1901 – the family of William Ricketts, Glove Manufacturer, in residence (1901 census)
1907 – William Ricketts (1907 Yeovil Directory)
1911 – Thomas Merrick (Whitby's 1911 Yeovil Almanack Advertiser)
1911 – Thomas William Merrick - Inn Keeper (1911 census)
1914 – William Merrick – Beer Retailer (Kelly’s 1914 Directory) pub not named
1919 – RE Merrick – Beer Retailer (Kelly’s 1919 Directory)
1923 – Rupert Merrick – Beer Retailer (Kelly’s 1923 Directory) pub not named
1935 – Mrs Amy McCullough-Slater – Beer Retailer (Kelly’s 1935 Directory)
1936 – A Slater (1936 Yeovil Directory) listed as Duke of Wellington
1938 – A Slater (1938 Yeovil Directory) listed as Duke of Wellington
1939 – Amy Slater (Kelly’s 1939 Directory) listed as Duke of Wellington Inn
1947 – A Slater (1947 Yeovil Directory) listed as Duke of Wellington
1949 – FJ Bagwell (Kelly’s 1949 Directory) listed as Duke of Wellington
1951 – FJ Bagwell (1951 Yeovil Directory) listed as Duke of Wellington
1954 – FJ Bagwell (1954 Yeovil Directory) listed as Duke of Wellington
1957 – FJ Bagwell (1957 Yeovil Directory) listed as Duke of Wellington
1965 – Licensee not named (1965 Yeovil Directory) listed as Duke of Wellington
1968 – Licensee not named (Kelly’s 1968 Directory) listed as Duke of Wellington
1969 – Licensee not named (Kelly’s 1969 Directory) listed as Duke of Wellington
1970 – Licensee not named (Kelly’s 1970 Directory) listed as Duke of Wellington
1971 – Licensee not named (Kelly’s 1971 Directory) listed as Duke of Wellington
1972 – Licensee not named (Kelly’s 1972 Directory) listed as Duke of Wellington

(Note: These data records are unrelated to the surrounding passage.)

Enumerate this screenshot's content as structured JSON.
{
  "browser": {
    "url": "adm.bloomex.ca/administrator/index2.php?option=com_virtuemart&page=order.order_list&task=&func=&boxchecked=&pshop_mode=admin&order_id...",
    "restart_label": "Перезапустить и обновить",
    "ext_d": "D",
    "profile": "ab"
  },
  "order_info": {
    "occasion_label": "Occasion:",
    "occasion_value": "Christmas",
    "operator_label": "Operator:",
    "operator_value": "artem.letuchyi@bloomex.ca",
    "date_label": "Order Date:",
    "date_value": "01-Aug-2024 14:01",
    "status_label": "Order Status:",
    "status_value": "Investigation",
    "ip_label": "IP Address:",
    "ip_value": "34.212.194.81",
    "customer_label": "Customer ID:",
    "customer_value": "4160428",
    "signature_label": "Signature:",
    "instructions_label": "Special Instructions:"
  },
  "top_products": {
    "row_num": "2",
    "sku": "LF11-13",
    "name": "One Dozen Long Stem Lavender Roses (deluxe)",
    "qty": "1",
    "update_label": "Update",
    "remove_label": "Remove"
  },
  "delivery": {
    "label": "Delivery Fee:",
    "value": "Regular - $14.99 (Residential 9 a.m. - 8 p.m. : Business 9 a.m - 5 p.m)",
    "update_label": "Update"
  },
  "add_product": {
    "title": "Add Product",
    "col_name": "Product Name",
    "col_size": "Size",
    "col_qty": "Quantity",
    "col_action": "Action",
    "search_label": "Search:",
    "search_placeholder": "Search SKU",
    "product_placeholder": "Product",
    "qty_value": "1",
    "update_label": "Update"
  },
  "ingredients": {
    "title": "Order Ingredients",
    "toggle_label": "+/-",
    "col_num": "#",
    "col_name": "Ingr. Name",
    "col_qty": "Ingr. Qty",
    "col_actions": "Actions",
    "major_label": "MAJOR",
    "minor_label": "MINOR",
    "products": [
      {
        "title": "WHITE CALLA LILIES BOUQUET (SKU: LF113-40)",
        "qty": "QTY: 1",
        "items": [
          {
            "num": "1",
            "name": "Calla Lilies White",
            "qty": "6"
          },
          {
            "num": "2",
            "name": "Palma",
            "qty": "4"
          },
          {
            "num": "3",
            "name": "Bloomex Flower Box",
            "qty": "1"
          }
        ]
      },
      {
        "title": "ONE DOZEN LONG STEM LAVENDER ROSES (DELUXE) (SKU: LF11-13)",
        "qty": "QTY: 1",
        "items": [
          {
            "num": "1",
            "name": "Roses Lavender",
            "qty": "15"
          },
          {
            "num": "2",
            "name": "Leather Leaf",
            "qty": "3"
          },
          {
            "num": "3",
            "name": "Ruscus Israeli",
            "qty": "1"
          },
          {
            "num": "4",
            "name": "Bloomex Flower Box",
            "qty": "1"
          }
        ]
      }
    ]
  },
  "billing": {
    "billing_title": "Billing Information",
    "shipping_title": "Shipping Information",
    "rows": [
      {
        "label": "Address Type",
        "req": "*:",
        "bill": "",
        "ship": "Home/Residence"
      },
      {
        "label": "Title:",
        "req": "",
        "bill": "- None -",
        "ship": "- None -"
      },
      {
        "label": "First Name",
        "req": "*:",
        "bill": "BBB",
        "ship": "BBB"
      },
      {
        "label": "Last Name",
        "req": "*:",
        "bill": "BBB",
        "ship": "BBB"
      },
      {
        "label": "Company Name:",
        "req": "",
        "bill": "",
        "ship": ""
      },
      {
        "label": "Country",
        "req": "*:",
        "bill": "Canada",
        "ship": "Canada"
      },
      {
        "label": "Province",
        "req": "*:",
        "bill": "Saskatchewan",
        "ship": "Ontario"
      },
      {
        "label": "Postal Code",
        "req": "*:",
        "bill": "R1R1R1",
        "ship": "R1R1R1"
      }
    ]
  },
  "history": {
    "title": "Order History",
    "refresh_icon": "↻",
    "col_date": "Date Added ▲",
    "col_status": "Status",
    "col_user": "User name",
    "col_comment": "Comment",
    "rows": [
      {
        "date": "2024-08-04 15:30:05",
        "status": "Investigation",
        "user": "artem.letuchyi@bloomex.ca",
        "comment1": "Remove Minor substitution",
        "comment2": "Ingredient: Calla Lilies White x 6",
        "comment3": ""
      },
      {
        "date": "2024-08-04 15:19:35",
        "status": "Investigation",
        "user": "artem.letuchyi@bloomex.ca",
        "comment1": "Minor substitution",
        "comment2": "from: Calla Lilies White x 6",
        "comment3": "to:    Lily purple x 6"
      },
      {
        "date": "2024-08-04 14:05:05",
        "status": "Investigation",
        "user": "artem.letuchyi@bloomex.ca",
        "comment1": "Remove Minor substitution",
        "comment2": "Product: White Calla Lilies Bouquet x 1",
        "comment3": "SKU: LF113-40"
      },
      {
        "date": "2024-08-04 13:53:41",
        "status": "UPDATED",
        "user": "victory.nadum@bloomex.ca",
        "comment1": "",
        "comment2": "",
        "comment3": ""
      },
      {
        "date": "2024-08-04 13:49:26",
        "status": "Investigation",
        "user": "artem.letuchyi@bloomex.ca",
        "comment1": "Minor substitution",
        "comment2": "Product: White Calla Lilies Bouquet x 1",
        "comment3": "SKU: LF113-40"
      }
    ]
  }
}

1973 – Licensee not named (Kelly’s 1973 Directory) listed as Duke of Wellington
1974 – Licensee not named (1974 Yeovil Directory) listed as Duke of Wellington 
Demolished 1992